[Work item] Every entry below has to appear again in your reply, word for word, but no picture may.

[Data to use]
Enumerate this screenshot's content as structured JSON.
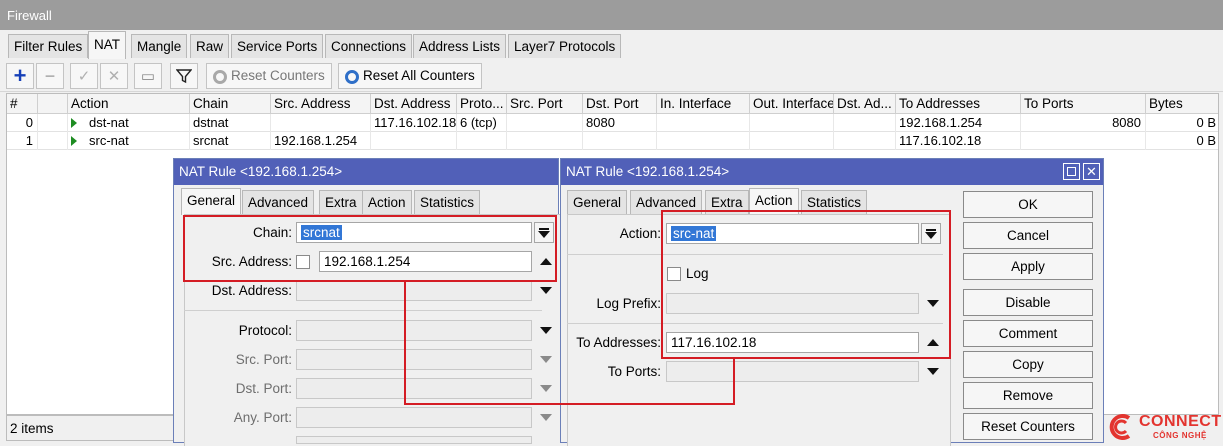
{
  "firewall": {
    "title": "Firewall",
    "tabs": [
      "Filter Rules",
      "NAT",
      "Mangle",
      "Raw",
      "Service Ports",
      "Connections",
      "Address Lists",
      "Layer7 Protocols"
    ],
    "active_tab": "NAT",
    "toolbar": {
      "reset_counters": "Reset Counters",
      "reset_all_counters": "Reset All Counters"
    },
    "columns": [
      "#",
      "Action",
      "Chain",
      "Src. Address",
      "Dst. Address",
      "Proto...",
      "Src. Port",
      "Dst. Port",
      "In. Interface",
      "Out. Interface",
      "Dst. Ad...",
      "To Addresses",
      "To Ports",
      "Bytes"
    ],
    "rows": [
      {
        "num": "0",
        "action": "dst-nat",
        "chain": "dstnat",
        "src_address": "",
        "dst_address": "117.16.102.18",
        "protocol": "6 (tcp)",
        "dst_port": "8080",
        "to_addresses": "192.168.1.254",
        "to_ports": "8080",
        "bytes": "0 B"
      },
      {
        "num": "1",
        "action": "src-nat",
        "chain": "srcnat",
        "src_address": "192.168.1.254",
        "dst_address": "",
        "protocol": "",
        "dst_port": "",
        "to_addresses": "117.16.102.18",
        "to_ports": "",
        "bytes": "0 B"
      }
    ],
    "status": "2 items"
  },
  "dialog_general": {
    "title": "NAT Rule <192.168.1.254>",
    "tabs": [
      "General",
      "Advanced",
      "Extra",
      "Action",
      "Statistics"
    ],
    "active_tab": "General",
    "fields": {
      "chain_label": "Chain:",
      "chain_value": "srcnat",
      "src_address_label": "Src. Address:",
      "src_address_value": "192.168.1.254",
      "dst_address_label": "Dst. Address:",
      "protocol_label": "Protocol:",
      "src_port_label": "Src. Port:",
      "dst_port_label": "Dst. Port:",
      "any_port_label": "Any. Port:"
    }
  },
  "dialog_action": {
    "title": "NAT Rule <192.168.1.254>",
    "tabs": [
      "General",
      "Advanced",
      "Extra",
      "Action",
      "Statistics"
    ],
    "active_tab": "Action",
    "fields": {
      "action_label": "Action:",
      "action_value": "src-nat",
      "log_label": "Log",
      "log_prefix_label": "Log Prefix:",
      "to_addresses_label": "To Addresses:",
      "to_addresses_value": "117.16.102.18",
      "to_ports_label": "To Ports:"
    },
    "buttons": [
      "OK",
      "Cancel",
      "Apply",
      "Disable",
      "Comment",
      "Copy",
      "Remove",
      "Reset Counters"
    ]
  },
  "logo": {
    "line1": "CONNECT",
    "line2": "CÔNG NGHỆ"
  },
  "colors": {
    "title_bar": "#5160b8",
    "highlight_box": "#d41c24",
    "selection": "#3277d6",
    "logo": "#e3342f"
  }
}
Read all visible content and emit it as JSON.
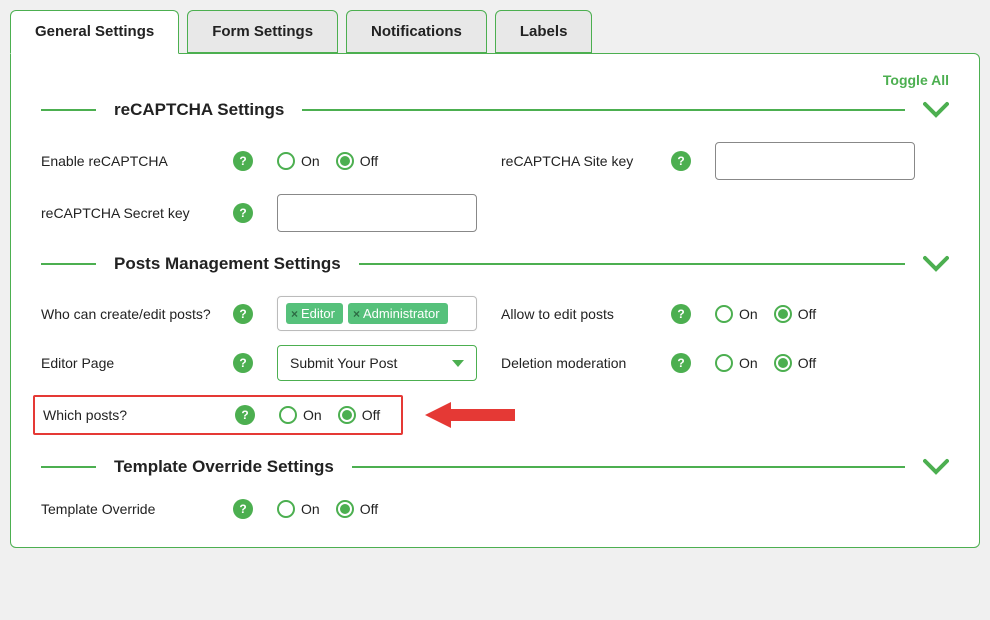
{
  "tabs": {
    "general": "General Settings",
    "form": "Form Settings",
    "notifications": "Notifications",
    "labels": "Labels"
  },
  "toggle_all": "Toggle All",
  "radio": {
    "on": "On",
    "off": "Off"
  },
  "sections": {
    "recaptcha": {
      "title": "reCAPTCHA Settings",
      "enable_label": "Enable reCAPTCHA",
      "site_key_label": "reCAPTCHA Site key",
      "secret_key_label": "reCAPTCHA Secret key"
    },
    "posts": {
      "title": "Posts Management Settings",
      "who_label": "Who can create/edit posts?",
      "roles": [
        "Editor",
        "Administrator"
      ],
      "allow_edit_label": "Allow to edit posts",
      "editor_page_label": "Editor Page",
      "editor_page_value": "Submit Your Post",
      "deletion_label": "Deletion moderation",
      "which_posts_label": "Which posts?"
    },
    "template": {
      "title": "Template Override Settings",
      "override_label": "Template Override"
    }
  }
}
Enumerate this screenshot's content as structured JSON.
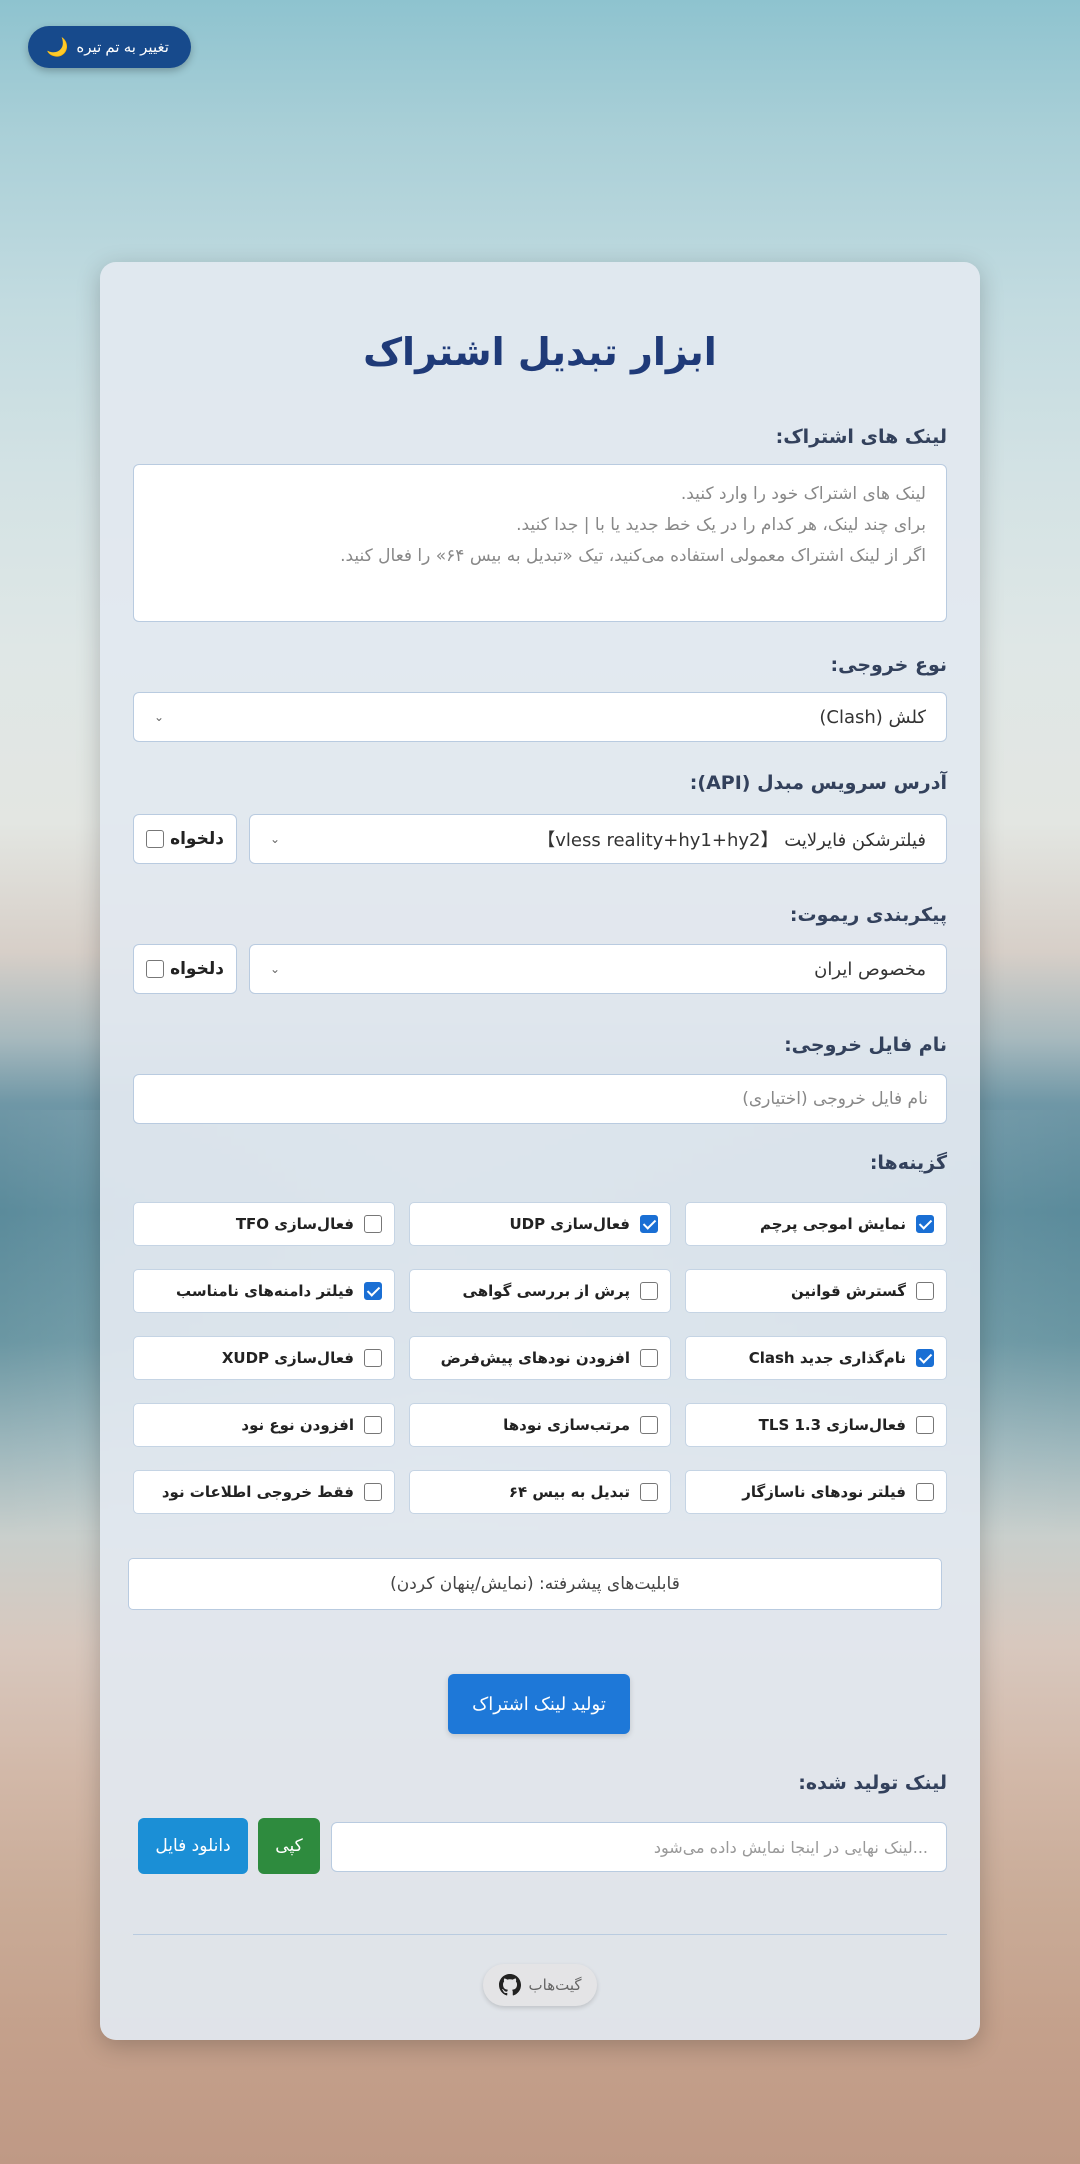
{
  "theme_toggle": {
    "label": "تغییر به تم تیره",
    "icon": "moon-icon"
  },
  "title": "ابزار تبدیل اشتراک",
  "subscription": {
    "label": "لینک های اشتراک:",
    "placeholder_lines": [
      "لینک های اشتراک خود را وارد کنید.",
      "برای چند لینک، هر کدام را در یک خط جدید یا با | جدا کنید.",
      "اگر از لینک اشتراک معمولی استفاده می‌کنید، تیک «تبدیل به بیس ۶۴» را فعال کنید."
    ]
  },
  "output_type": {
    "label": "نوع خروجی:",
    "value": "کلش (Clash)"
  },
  "api": {
    "label": "آدرس سرویس مبدل (API):",
    "value": "فیلترشکن فایرلایت 【vless reality+hy1+hy2】",
    "custom_label": "دلخواه"
  },
  "remote": {
    "label": "پیکربندی ریموت:",
    "value": "مخصوص ایران",
    "custom_label": "دلخواه"
  },
  "filename": {
    "label": "نام فایل خروجی:",
    "placeholder": "نام فایل خروجی (اختیاری)"
  },
  "options": {
    "label": "گزینه‌ها:",
    "items": [
      {
        "label": "نمایش اموجی پرچم",
        "checked": true
      },
      {
        "label": "فعال‌سازی UDP",
        "checked": true
      },
      {
        "label": "فعال‌سازی TFO",
        "checked": false
      },
      {
        "label": "گسترش قوانین",
        "checked": false
      },
      {
        "label": "پرش از بررسی گواهی",
        "checked": false
      },
      {
        "label": "فیلتر دامنه‌های نامناسب",
        "checked": true
      },
      {
        "label": "نام‌گذاری جدید Clash",
        "checked": true
      },
      {
        "label": "افزودن نودهای پیش‌فرض",
        "checked": false
      },
      {
        "label": "فعال‌سازی XUDP",
        "checked": false
      },
      {
        "label": "فعال‌سازی TLS 1.3",
        "checked": false
      },
      {
        "label": "مرتب‌سازی نودها",
        "checked": false
      },
      {
        "label": "افزودن نوع نود",
        "checked": false
      },
      {
        "label": "فیلتر نودهای ناسازگار",
        "checked": false
      },
      {
        "label": "تبدیل به بیس ۶۴",
        "checked": false
      },
      {
        "label": "فقط خروجی اطلاعات نود",
        "checked": false
      }
    ]
  },
  "advanced": {
    "label": "قابلیت‌های پیشرفته: (نمایش/پنهان کردن)"
  },
  "generate": {
    "label": "تولید لینک اشتراک"
  },
  "result": {
    "label": "لینک تولید شده:",
    "placeholder": "...لینک نهایی در اینجا نمایش داده می‌شود",
    "copy_label": "کپی",
    "download_label": "دانلود فایل"
  },
  "footer": {
    "github_label": "گیت‌هاب"
  },
  "colors": {
    "primary": "#1e78d8",
    "copy": "#2e8b3e",
    "title": "#1f3a78",
    "theme_btn": "#174a8c"
  }
}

[Solution to this exercise]
Enumerate this screenshot's content as structured JSON.
{
  "firewall": {
    "title": "Firewall",
    "tabs": [
      "Filter Rules",
      "NAT",
      "Mangle",
      "Raw",
      "Service Ports",
      "Connections",
      "Address Lists",
      "Layer7 Protocols"
    ],
    "active_tab": "NAT",
    "toolbar": {
      "reset_counters": "Reset Counters",
      "reset_all_counters": "Reset All Counters"
    },
    "columns": [
      "#",
      "Action",
      "Chain",
      "Src. Address",
      "Dst. Address",
      "Proto...",
      "Src. Port",
      "Dst. Port",
      "In. Interface",
      "Out. Interface",
      "Dst. Ad...",
      "To Addresses",
      "To Ports",
      "Bytes"
    ],
    "rows": [
      {
        "num": "0",
        "action": "dst-nat",
        "chain": "dstnat",
        "src_address": "",
        "dst_address": "117.16.102.18",
        "protocol": "6 (tcp)",
        "dst_port": "8080",
        "to_addresses": "192.168.1.254",
        "to_ports": "8080",
        "bytes": "0 B"
      },
      {
        "num": "1",
        "action": "src-nat",
        "chain": "srcnat",
        "src_address": "192.168.1.254",
        "dst_address": "",
        "protocol": "",
        "dst_port": "",
        "to_addresses": "117.16.102.18",
        "to_ports": "",
        "bytes": "0 B"
      }
    ],
    "status": "2 items"
  },
  "dialog_general": {
    "title": "NAT Rule <192.168.1.254>",
    "tabs": [
      "General",
      "Advanced",
      "Extra",
      "Action",
      "Statistics"
    ],
    "active_tab": "General",
    "fields": {
      "chain_label": "Chain:",
      "chain_value": "srcnat",
      "src_address_label": "Src. Address:",
      "src_address_value": "192.168.1.254",
      "dst_address_label": "Dst. Address:",
      "protocol_label": "Protocol:",
      "src_port_label": "Src. Port:",
      "dst_port_label": "Dst. Port:",
      "any_port_label": "Any. Port:"
    }
  },
  "dialog_action": {
    "title": "NAT Rule <192.168.1.254>",
    "tabs": [
      "General",
      "Advanced",
      "Extra",
      "Action",
      "Statistics"
    ],
    "active_tab": "Action",
    "fields": {
      "action_label": "Action:",
      "action_value": "src-nat",
      "log_label": "Log",
      "log_prefix_label": "Log Prefix:",
      "to_addresses_label": "To Addresses:",
      "to_addresses_value": "117.16.102.18",
      "to_ports_label": "To Ports:"
    },
    "buttons": [
      "OK",
      "Cancel",
      "Apply",
      "Disable",
      "Comment",
      "Copy",
      "Remove",
      "Reset Counters"
    ]
  },
  "logo": {
    "line1": "CONNECT",
    "line2": "CÔNG NGHỆ"
  },
  "colors": {
    "title_bar": "#5160b8",
    "highlight_box": "#d41c24",
    "selection": "#3277d6",
    "logo": "#e3342f"
  }
}
Read all visible content and emit it as JSON.
{
  "tabs": {
    "general": "General Settings",
    "form": "Form Settings",
    "notifications": "Notifications",
    "labels": "Labels"
  },
  "toggle_all": "Toggle All",
  "radio": {
    "on": "On",
    "off": "Off"
  },
  "sections": {
    "recaptcha": {
      "title": "reCAPTCHA Settings",
      "enable_label": "Enable reCAPTCHA",
      "site_key_label": "reCAPTCHA Site key",
      "secret_key_label": "reCAPTCHA Secret key"
    },
    "posts": {
      "title": "Posts Management Settings",
      "who_label": "Who can create/edit posts?",
      "roles": [
        "Editor",
        "Administrator"
      ],
      "allow_edit_label": "Allow to edit posts",
      "editor_page_label": "Editor Page",
      "editor_page_value": "Submit Your Post",
      "deletion_label": "Deletion moderation",
      "which_posts_label": "Which posts?"
    },
    "template": {
      "title": "Template Override Settings",
      "override_label": "Template Override"
    }
  }
}
Enumerate this screenshot's content as structured JSON.
{
  "theme_toggle": {
    "label": "تغییر به تم تیره",
    "icon": "moon-icon"
  },
  "title": "ابزار تبدیل اشتراک",
  "subscription": {
    "label": "لینک های اشتراک:",
    "placeholder_lines": [
      "لینک های اشتراک خود را وارد کنید.",
      "برای چند لینک، هر کدام را در یک خط جدید یا با | جدا کنید.",
      "اگر از لینک اشتراک معمولی استفاده می‌کنید، تیک «تبدیل به بیس ۶۴» را فعال کنید."
    ]
  },
  "output_type": {
    "label": "نوع خروجی:",
    "value": "کلش (Clash)"
  },
  "api": {
    "label": "آدرس سرویس مبدل (API):",
    "value": "فیلترشکن فایرلایت 【vless reality+hy1+hy2】",
    "custom_label": "دلخواه"
  },
  "remote": {
    "label": "پیکربندی ریموت:",
    "value": "مخصوص ایران",
    "custom_label": "دلخواه"
  },
  "filename": {
    "label": "نام فایل خروجی:",
    "placeholder": "نام فایل خروجی (اختیاری)"
  },
  "options": {
    "label": "گزینه‌ها:",
    "items": [
      {
        "label": "نمایش اموجی پرچم",
        "checked": true
      },
      {
        "label": "فعال‌سازی UDP",
        "checked": true
      },
      {
        "label": "فعال‌سازی TFO",
        "checked": false
      },
      {
        "label": "گسترش قوانین",
        "checked": false
      },
      {
        "label": "پرش از بررسی گواهی",
        "checked": false
      },
      {
        "label": "فیلتر دامنه‌های نامناسب",
        "checked": true
      },
      {
        "label": "نام‌گذاری جدید Clash",
        "checked": true
      },
      {
        "label": "افزودن نودهای پیش‌فرض",
        "checked": false
      },
      {
        "label": "فعال‌سازی XUDP",
        "checked": false
      },
      {
        "label": "فعال‌سازی TLS 1.3",
        "checked": false
      },
      {
        "label": "مرتب‌سازی نودها",
        "checked": false
      },
      {
        "label": "افزودن نوع نود",
        "checked": false
      },
      {
        "label": "فیلتر نودهای ناسازگار",
        "checked": false
      },
      {
        "label": "تبدیل به بیس ۶۴",
        "checked": false
      },
      {
        "label": "فقط خروجی اطلاعات نود",
        "checked": false
      }
    ]
  },
  "advanced": {
    "label": "قابلیت‌های پیشرفته: (نمایش/پنهان کردن)"
  },
  "generate": {
    "label": "تولید لینک اشتراک"
  },
  "result": {
    "label": "لینک تولید شده:",
    "placeholder": "...لینک نهایی در اینجا نمایش داده می‌شود",
    "copy_label": "کپی",
    "download_label": "دانلود فایل"
  },
  "footer": {
    "github_label": "گیت‌هاب"
  },
  "colors": {
    "primary": "#1e78d8",
    "copy": "#2e8b3e",
    "title": "#1f3a78",
    "theme_btn": "#174a8c"
  }
}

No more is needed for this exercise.